Write out each line of the records that has "screenshot" in it.

============

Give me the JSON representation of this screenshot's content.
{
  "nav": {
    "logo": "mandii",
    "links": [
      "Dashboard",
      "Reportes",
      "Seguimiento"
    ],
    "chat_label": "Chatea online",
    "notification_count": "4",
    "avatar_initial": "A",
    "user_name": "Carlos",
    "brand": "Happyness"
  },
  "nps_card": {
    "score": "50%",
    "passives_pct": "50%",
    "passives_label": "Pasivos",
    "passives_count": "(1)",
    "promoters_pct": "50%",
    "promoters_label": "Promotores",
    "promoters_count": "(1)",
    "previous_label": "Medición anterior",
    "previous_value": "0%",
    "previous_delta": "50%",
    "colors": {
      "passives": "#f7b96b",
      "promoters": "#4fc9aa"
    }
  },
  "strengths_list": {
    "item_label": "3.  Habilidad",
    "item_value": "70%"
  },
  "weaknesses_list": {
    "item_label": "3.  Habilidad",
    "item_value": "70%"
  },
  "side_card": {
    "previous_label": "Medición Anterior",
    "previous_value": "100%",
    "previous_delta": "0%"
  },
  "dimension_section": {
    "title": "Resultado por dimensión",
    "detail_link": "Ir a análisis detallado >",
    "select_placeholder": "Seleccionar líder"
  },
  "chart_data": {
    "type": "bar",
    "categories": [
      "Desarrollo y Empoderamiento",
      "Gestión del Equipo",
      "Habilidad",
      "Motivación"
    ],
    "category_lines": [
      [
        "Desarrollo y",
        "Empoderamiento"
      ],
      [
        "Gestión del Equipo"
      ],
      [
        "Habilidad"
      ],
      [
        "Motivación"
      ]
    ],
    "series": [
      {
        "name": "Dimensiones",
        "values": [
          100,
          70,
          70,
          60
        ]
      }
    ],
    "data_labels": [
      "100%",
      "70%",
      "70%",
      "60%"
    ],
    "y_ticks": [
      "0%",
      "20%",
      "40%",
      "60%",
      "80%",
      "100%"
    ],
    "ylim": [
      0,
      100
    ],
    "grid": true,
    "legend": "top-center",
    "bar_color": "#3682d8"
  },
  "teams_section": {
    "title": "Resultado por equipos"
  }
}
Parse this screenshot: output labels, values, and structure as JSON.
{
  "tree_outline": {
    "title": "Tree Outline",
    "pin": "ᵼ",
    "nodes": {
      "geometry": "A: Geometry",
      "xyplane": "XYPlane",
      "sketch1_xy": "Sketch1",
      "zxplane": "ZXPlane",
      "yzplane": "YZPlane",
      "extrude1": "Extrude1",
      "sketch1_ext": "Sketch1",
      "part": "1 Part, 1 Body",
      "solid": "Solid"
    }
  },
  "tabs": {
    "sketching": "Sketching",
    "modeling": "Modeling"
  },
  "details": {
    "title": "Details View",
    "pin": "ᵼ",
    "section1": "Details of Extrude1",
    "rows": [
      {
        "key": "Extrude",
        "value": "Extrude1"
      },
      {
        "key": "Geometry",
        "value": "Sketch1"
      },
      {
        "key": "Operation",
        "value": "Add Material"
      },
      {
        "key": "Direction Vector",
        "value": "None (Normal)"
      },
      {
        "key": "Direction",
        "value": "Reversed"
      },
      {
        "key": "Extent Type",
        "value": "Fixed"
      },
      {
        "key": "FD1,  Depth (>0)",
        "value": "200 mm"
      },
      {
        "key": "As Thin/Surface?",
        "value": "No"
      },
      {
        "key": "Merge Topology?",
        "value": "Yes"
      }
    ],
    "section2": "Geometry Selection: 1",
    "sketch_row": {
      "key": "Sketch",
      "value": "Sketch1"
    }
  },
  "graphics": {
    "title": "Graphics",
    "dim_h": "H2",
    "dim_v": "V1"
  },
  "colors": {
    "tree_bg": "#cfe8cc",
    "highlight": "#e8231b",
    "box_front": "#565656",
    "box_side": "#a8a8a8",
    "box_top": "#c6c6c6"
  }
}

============

**PROBLEM SOLUTION:**
Give me the JSON representation of this screenshot's content.
Parse this screenshot: output labels, values, and structure as JSON.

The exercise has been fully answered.